The most important multi-channel sound technologies worldwide are the well-known DTS and Dolby. First came DTS and Dolby Digital in terms of 5.1 sound technologies, followed by DTS-HD and Dolby TrueHD that added 7.1 sound and were only losslessly supported with HDMI wiring. The latest iterations of both companies are DTS: X and Dolby Atmos.
DTS: X has taken longer to hit the market, having started to be available for the first time this summer, while Dolby Atmos has been on the market for some time. Both technologies create virtual environments capable of mixing sounds vertically and horizontally, which improves the positioning of sounds in a 3D space in environments such as video games or movies.
Dolby Atmos to hit PC and Xbox One next year
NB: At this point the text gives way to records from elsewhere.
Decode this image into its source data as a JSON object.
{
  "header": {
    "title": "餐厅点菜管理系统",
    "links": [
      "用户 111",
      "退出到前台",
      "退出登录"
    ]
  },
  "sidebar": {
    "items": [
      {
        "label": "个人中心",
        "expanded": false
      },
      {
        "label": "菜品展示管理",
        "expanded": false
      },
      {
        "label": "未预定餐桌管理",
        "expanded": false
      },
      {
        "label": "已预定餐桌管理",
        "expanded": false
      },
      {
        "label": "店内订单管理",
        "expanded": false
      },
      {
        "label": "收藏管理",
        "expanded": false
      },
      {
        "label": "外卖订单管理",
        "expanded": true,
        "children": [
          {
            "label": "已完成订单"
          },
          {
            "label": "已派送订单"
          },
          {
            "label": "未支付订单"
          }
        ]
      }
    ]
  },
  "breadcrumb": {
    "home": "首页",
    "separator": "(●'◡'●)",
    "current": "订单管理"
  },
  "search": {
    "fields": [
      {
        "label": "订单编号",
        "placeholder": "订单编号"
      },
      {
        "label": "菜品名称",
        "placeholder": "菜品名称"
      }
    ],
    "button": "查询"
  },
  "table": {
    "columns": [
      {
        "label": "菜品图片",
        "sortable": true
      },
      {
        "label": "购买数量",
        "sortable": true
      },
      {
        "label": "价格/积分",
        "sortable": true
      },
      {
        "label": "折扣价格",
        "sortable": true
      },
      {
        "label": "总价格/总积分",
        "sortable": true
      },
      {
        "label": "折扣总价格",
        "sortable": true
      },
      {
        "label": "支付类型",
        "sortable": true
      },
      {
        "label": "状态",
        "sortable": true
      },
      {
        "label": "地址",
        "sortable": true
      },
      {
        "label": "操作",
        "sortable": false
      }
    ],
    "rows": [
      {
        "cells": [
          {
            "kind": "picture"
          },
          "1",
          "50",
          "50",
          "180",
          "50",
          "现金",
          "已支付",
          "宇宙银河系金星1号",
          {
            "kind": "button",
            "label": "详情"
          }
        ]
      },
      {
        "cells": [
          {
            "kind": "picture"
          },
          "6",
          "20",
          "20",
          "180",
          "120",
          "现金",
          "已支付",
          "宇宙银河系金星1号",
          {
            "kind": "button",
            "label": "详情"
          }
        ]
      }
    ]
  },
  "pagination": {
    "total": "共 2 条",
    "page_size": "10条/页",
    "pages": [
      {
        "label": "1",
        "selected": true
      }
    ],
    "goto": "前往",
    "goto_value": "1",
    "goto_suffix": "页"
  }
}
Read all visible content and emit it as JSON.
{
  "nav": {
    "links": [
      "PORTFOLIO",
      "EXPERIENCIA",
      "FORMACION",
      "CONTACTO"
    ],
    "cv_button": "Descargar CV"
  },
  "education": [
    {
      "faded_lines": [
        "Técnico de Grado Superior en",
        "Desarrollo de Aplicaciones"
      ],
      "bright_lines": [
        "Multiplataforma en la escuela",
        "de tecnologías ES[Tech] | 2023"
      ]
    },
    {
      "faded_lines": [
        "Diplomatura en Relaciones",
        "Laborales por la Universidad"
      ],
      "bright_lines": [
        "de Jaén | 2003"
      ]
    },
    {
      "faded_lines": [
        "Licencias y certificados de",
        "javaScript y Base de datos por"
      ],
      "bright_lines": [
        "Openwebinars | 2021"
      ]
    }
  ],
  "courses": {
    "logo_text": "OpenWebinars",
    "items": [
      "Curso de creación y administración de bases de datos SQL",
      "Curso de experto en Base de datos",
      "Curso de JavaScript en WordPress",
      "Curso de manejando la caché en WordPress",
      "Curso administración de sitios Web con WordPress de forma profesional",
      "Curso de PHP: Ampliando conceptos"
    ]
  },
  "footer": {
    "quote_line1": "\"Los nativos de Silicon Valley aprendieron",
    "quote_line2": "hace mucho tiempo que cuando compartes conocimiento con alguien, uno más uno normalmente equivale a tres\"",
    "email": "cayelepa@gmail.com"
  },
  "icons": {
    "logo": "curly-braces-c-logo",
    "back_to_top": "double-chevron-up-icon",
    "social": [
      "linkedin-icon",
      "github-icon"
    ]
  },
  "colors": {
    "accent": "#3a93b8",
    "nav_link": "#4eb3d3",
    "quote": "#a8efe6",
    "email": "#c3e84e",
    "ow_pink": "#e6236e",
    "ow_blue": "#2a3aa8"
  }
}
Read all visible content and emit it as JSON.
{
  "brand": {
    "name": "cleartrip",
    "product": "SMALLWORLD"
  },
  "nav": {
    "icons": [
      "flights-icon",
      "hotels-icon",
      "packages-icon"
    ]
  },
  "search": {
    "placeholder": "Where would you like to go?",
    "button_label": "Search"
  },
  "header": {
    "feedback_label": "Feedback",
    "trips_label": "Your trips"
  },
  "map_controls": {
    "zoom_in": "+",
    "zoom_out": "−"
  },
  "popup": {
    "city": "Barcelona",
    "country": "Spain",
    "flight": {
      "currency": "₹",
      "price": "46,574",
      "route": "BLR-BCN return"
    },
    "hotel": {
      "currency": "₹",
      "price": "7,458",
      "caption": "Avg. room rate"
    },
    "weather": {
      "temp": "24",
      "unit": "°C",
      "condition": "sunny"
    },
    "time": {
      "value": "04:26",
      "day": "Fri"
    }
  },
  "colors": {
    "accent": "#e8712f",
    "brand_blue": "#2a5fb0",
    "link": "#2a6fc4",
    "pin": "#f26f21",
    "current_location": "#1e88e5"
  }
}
Dolby Atmos basically creates a 3D 360º sound experience thanks to its system that organizes each sound individually, divided into ‘objects’. In previous systems the sound was assigned to a specific channel, whereas Dolby Atmos allocates the sound within a three-dimensional XYZ space. The amplifier reads the information and places the sound where it corresponds, being able to operate from two loudspeakers up to 64 in cinemas.
Although there are many compatible movies as well as Blu-Ray players, there are few computer games that support it, including the latest Star Wars: Battlefront, which required an external amplifier to enjoy it.
This will change from next year, as Xbox One, One S and Windows 10 will have support for Dolby Atmos, with Xbox One being the first console to support this codec. Along with Dolby Atmos decoding will also come Dolby Bitstream, which consists of sending the uncompressed sound signal through the HDMI cable to the TV or the amplifier.
PlayStation 4 already supported Dolby Bitstream, but it needed a compatible amplifier since the console is not able to decode this signal. Xbox One did not support either option, and from next year it will go from having nothing to having it all. The feature is currently available to Xbox Preview members.
Dolby Atmos will also feature sound enhancements through virtualization in headphones and natively supported speakers, although as a rule the best experience will be in speakers 5.1.2 and 7.1.2, the third digit being the two speakers that are placed on the ceiling to give verticality to the sound.